The mean salary of a privacy professional has increased by approximately $6,000 (£4,260 or €4,950) in the past two years to $140,529 (£99,850 or €116,000), according to the latest data from the International Association of Privacy Professionals (IAPP), demonstrating the critical role privacy expertise has come to play in corporate strategy. Still, the increased value has come at a high cost. This is according to the IAPP’s latest Privacy professionals salary survey, which found that while the job market for privacy pros has proved relatively
Covid-proof with few furloughed or laid-off and the majority of privacy and compliance roles easily performed remotely, like their CISO peer’s privacy professionals have still been struck in terms of overwork, stress, and mental health, and where there have been job cuts, as is the case in the broader jobs market they have overwhelmingly affected women. Privacy pros, like other workers, have faced difficult choices regarding their careers and families due to the pandemic,” said IAPP senior Westin research fellow Müge Fazlioglu in the introduction to this year’s report.
“Businesses have also needed to grapple with a changed reality. Employee retention, satisfaction, and morale have become acute challenges for many employers. Organizations in various industries have used incentives, in addition to base salary, to retain top talent in a year marked by excessive burnout, the blurring – if not evaporation – of the work-life boundary, and the dreaded “Zoom fatigue”. But despite the upheaval, the job market in the field of privacy has remained strong.
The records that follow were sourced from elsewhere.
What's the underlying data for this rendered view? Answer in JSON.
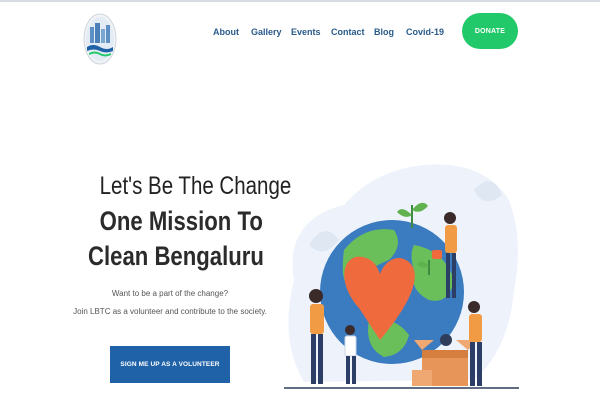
{
  "nav": {
    "items": [
      {
        "label": "About"
      },
      {
        "label": "Gallery"
      },
      {
        "label": "Events"
      },
      {
        "label": "Contact"
      },
      {
        "label": "Blog"
      },
      {
        "label": "Covid-19"
      }
    ],
    "donate_label": "DONATE"
  },
  "hero": {
    "line1": "Let's Be The Change",
    "line2": "One Mission To",
    "line3": "Clean Bengaluru",
    "sub1": "Want to be a part of the change?",
    "sub2": "Join LBTC as a volunteer and contribute to the society.",
    "cta_label": "SIGN ME UP AS A VOLUNTEER"
  },
  "colors": {
    "nav_text": "#2a5b8a",
    "donate_bg": "#22c96a",
    "cta_bg": "#1f62a8"
  }
}
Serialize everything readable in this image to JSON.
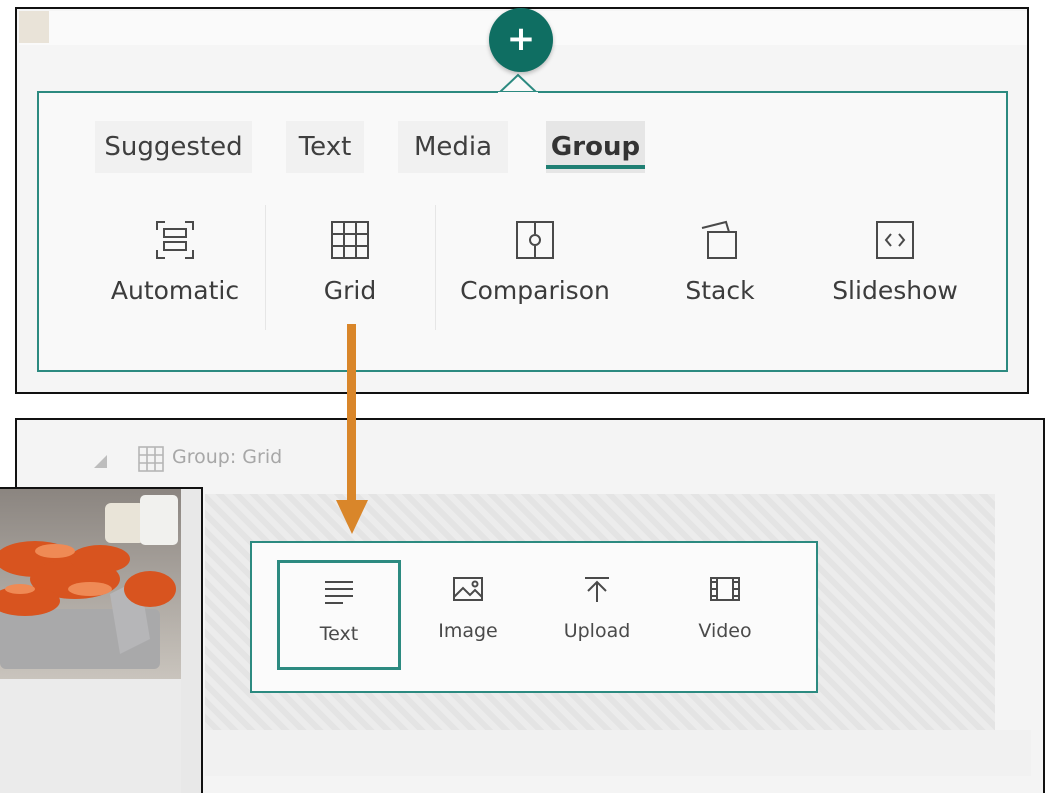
{
  "insert_panel": {
    "add_symbol": "+",
    "tabs": [
      {
        "label": "Suggested",
        "active": false
      },
      {
        "label": "Text",
        "active": false
      },
      {
        "label": "Media",
        "active": false
      },
      {
        "label": "Group",
        "active": true
      }
    ],
    "layouts": [
      {
        "label": "Automatic",
        "icon": "automatic-layout-icon"
      },
      {
        "label": "Grid",
        "icon": "grid-layout-icon"
      },
      {
        "label": "Comparison",
        "icon": "comparison-layout-icon"
      },
      {
        "label": "Stack",
        "icon": "stack-layout-icon"
      },
      {
        "label": "Slideshow",
        "icon": "slideshow-layout-icon"
      }
    ]
  },
  "group_section": {
    "header_label": "Group: Grid",
    "header_icon": "grid-icon",
    "collapse_icon": "collapse-triangle-icon",
    "content_options": [
      {
        "label": "Text",
        "icon": "text-lines-icon",
        "selected": true
      },
      {
        "label": "Image",
        "icon": "image-icon",
        "selected": false
      },
      {
        "label": "Upload",
        "icon": "upload-icon",
        "selected": false
      },
      {
        "label": "Video",
        "icon": "video-film-icon",
        "selected": false
      }
    ]
  },
  "colors": {
    "accent_teal": "#2c8a80",
    "add_button": "#0f6e62",
    "annotation_arrow": "#d9862a"
  }
}
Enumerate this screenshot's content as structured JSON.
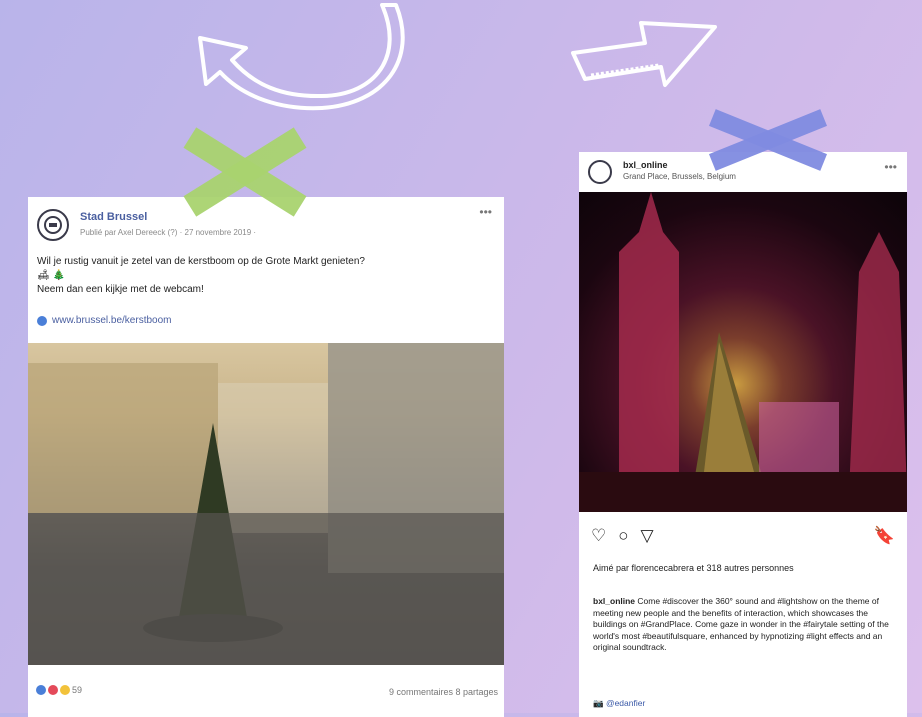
{
  "colors": {
    "green_cross": "#a9d36f",
    "blue_cross": "#7f8be0",
    "fb_link": "#4a5fa0"
  },
  "facebook_post": {
    "page_name": "Stad Brussel",
    "meta": "Publié par Axel Dereeck (?) · 27 novembre 2019 ·",
    "text_line1": "Wil je rustig vanuit je zetel van de kerstboom op de Grote Markt genieten?",
    "text_emoji": "🛋 🎄",
    "text_line2": "Neem dan een kijkje met de webcam!",
    "link": "www.brussel.be/kerstboom",
    "reactions_count": "59",
    "comments_shares": "9 commentaires  8 partages"
  },
  "instagram_post": {
    "username": "bxl_online",
    "location": "Grand Place, Brussels, Belgium",
    "likes_text": "Aimé par florencecabrera et 318 autres personnes",
    "caption": {
      "user": "bxl_online",
      "text": "Come #discover the 360° sound and #lightshow on the theme of meeting new people and the benefits of interaction, which showcases the buildings on #GrandPlace. Come gaze in wonder in the #fairytale setting of the world's most #beautifulsquare, enhanced by hypnotizing #light effects and an original soundtrack."
    },
    "credit": "📷 @edanfier"
  }
}
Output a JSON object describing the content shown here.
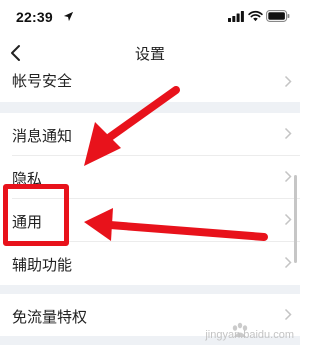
{
  "status_bar": {
    "time": "22:39",
    "location_icon": "location-arrow-icon",
    "signal_icon": "cellular-signal-icon",
    "wifi_icon": "wifi-icon",
    "battery_icon": "battery-icon"
  },
  "nav": {
    "back_icon": "chevron-left-icon",
    "title": "设置"
  },
  "groups": [
    {
      "items": [
        {
          "label": "帐号安全",
          "icon": "chevron-right-icon"
        }
      ]
    },
    {
      "items": [
        {
          "label": "消息通知",
          "icon": "chevron-right-icon"
        },
        {
          "label": "隐私",
          "icon": "chevron-right-icon"
        },
        {
          "label": "通用",
          "icon": "chevron-right-icon"
        },
        {
          "label": "辅助功能",
          "icon": "chevron-right-icon"
        }
      ]
    },
    {
      "items": [
        {
          "label": "免流量特权",
          "icon": "chevron-right-icon"
        }
      ]
    }
  ],
  "annotations": {
    "highlight_color": "#e8121b",
    "arrow_color": "#e8121b",
    "highlighted_item": "通用"
  },
  "watermark": {
    "text": "jingyan.baidu.com"
  },
  "colors": {
    "background": "#eef1f5",
    "row_background": "#ffffff",
    "text": "#222222",
    "chevron": "#c4c4c4"
  }
}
Although remote and at home, privacy professionals continue their work, few privacy jobs have been lost, and many roles are even better paid today than they were just a year or two ago,” said Fazlioglu.